• WORK ITEM
Copy out each line featuring the string "Flashcards" from the entries beneath.
══ SUPPLIED MATERIAL
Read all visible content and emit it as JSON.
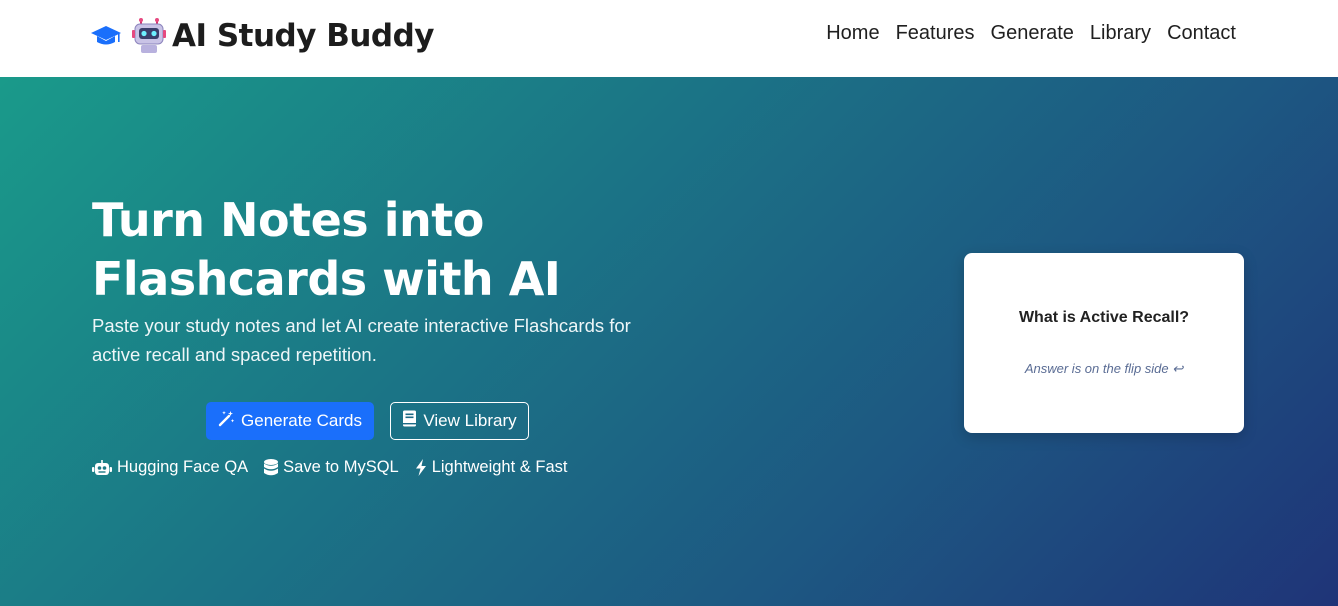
{
  "brand": {
    "title": "AI Study Buddy",
    "icons": [
      "graduation-cap-icon",
      "robot-emoji-icon"
    ]
  },
  "nav": {
    "items": [
      "Home",
      "Features",
      "Generate",
      "Library",
      "Contact"
    ]
  },
  "hero": {
    "title": "Turn Notes into Flashcards with AI",
    "subtitle": "Paste your study notes and let AI create interactive Flashcards for active recall and spaced repetition.",
    "buttons": {
      "generate": "Generate Cards",
      "library": "View Library"
    },
    "features": [
      {
        "label": "Hugging Face QA",
        "icon": "robot-icon"
      },
      {
        "label": "Save to MySQL",
        "icon": "database-icon"
      },
      {
        "label": "Lightweight & Fast",
        "icon": "bolt-icon"
      }
    ]
  },
  "flashcard": {
    "question": "What is Active Recall?",
    "hint": "Answer is on the flip side ↩"
  },
  "colors": {
    "primary": "#1a6ffb",
    "gradient_start": "#1a9a8a",
    "gradient_end": "#1f3478",
    "brand_icon": "#1a6ffb"
  }
}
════
• EXPECTED ANSWER
    "title": "Turn Notes into Flashcards with AI",
    "subtitle": "Paste your study notes and let AI create interactive Flashcards for active recall and spaced repetition.",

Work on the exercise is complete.